They remembered how their brother John had been killed. They went up and hid under the cover of the mountains. They looked out and saw a tumultuous procession with a great amount of baggage. The bridegroom came out with his friends and his brothers to meet them with tambourines, musicians, and many weapons. Then they rushed upon them from the ambush. They began killing them. Many were wounded and fell. The rest fled to the mountains. The Jews took all their goods. Thus the wedding was turned into mourning. The voice of their musicians was turned into a funeral dirge. After they had fully avenged the blood of their brother, they returned to the marshes of the Jordan River.”
Jonathan and his brother Simon were upset about the attack and death of their brother John at the hands of the Jambri family. They saw that the Jambri family was celebrating a big wedding. One of daughters of a Canaanite was marrying a man from Jambri. They were having a great procession with tambourines and musicians. Jonathan, Simon, and his group attacked the wedding party. They wounded and killed some, while others fled. Their joyous wedding music turned into a mourning funeral dirge. After they avenged the blood of their brother, they returned to the marshes along the Jordan River.

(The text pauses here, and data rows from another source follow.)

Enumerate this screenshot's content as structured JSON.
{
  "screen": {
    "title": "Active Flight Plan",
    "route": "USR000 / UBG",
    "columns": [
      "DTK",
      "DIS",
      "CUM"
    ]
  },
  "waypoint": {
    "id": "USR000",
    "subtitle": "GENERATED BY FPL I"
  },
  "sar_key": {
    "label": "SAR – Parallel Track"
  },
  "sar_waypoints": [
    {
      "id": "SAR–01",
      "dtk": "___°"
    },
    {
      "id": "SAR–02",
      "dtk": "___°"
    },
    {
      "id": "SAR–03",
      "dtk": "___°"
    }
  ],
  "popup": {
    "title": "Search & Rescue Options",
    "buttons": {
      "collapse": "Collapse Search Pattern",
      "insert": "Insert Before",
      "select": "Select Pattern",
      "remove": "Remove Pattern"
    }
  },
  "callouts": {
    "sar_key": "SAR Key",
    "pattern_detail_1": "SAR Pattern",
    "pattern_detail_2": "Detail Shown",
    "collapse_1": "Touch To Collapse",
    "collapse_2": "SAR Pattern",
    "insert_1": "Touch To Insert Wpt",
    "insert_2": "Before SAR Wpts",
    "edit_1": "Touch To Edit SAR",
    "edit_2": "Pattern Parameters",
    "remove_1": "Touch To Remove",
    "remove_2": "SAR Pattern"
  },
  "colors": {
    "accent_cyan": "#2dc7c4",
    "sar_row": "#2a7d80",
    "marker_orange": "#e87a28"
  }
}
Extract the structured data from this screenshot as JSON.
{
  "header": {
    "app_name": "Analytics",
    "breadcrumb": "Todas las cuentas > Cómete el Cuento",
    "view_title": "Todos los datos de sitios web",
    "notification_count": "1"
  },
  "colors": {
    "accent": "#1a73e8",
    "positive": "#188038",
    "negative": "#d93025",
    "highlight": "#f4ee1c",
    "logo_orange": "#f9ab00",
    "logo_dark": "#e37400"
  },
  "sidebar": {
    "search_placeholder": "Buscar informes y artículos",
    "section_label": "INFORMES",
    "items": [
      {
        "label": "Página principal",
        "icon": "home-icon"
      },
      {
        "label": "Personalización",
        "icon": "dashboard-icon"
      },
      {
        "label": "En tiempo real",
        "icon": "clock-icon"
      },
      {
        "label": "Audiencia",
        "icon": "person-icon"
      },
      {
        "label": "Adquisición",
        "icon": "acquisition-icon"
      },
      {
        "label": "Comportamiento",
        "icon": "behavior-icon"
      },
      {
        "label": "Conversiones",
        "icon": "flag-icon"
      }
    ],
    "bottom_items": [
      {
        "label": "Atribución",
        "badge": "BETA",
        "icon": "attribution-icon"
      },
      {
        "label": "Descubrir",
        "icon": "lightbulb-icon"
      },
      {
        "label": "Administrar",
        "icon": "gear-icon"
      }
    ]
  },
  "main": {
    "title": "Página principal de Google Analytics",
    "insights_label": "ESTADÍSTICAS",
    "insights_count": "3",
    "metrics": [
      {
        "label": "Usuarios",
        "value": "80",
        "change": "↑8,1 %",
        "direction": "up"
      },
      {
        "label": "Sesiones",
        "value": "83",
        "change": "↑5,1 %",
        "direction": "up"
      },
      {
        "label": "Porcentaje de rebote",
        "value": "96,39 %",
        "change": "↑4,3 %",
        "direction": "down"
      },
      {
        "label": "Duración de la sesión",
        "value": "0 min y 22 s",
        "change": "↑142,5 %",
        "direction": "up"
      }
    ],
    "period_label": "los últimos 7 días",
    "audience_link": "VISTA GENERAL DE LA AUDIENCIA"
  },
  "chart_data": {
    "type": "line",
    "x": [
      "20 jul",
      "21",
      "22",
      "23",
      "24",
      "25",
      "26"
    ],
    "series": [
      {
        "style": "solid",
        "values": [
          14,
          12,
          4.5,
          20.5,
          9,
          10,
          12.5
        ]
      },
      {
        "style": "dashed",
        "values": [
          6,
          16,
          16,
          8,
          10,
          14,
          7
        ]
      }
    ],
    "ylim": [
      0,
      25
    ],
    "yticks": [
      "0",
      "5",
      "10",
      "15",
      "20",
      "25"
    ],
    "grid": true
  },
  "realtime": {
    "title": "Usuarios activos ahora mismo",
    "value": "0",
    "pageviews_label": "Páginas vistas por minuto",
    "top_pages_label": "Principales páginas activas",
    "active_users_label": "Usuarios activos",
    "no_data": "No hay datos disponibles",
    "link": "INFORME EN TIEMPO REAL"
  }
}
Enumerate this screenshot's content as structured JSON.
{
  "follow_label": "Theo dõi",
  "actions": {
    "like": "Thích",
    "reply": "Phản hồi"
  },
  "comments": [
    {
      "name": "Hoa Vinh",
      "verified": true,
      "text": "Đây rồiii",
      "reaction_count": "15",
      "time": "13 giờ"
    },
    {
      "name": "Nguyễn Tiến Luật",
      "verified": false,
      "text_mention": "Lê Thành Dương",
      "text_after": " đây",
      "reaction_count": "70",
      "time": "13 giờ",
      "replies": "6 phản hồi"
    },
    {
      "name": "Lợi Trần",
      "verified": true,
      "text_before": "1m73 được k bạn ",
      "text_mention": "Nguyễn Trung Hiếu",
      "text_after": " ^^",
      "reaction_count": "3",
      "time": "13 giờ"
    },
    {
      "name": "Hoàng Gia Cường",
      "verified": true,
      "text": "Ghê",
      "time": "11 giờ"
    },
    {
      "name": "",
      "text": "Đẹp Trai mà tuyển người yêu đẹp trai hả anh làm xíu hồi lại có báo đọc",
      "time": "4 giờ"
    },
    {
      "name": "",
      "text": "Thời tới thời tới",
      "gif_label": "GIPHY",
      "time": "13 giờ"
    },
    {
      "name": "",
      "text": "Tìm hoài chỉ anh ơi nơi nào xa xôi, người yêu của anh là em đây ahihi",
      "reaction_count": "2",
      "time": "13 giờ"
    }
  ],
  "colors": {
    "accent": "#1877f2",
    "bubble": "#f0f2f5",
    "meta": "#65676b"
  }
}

“Judas saw that Bacchides and the strength of his army were on the right side. Then all the stouthearted men went with him. They crushed the right wing. He pursued them as far as Mount Azotus. When those on the left wing saw that the right wing was crushed, they turned and followed close behind Judas and his men. The battle became desperate. Many on both sides were wounded and fell. Judas also fell, while the rest fled.”
Judas Maccabeus saw how strong the right side of the army was, so he decided to attack it with his stouthearted men. They crushed this right side and pursued them for 6 miles to Mount Azotus. However, the left side of the Syrian army followed behind Judas and his men. Then they had a great battle where many people died, including Judas Maccabeus himself. The rest of his men fled.
“Apollonius now gathered together gentiles and a large force from Samaria to fight against Israel. When Judas learned of it, he went out to meet him. He defeated and killed him. Many were wounded and fell. The rest fled. Then they seized their spoils. Judas took the sword of Apollonius. He used it in battle the rest of his life.”
Apparently this Apollonius was the governor of Samaria. He gathered a group of gentiles in Samaria, which normally did not like Judea anyway. Judas Maccabeus then out to battle, defeated, and killed him. He seized the spoils of the group around Apollonius including his sword, which he seems to like so much that he used in future battles.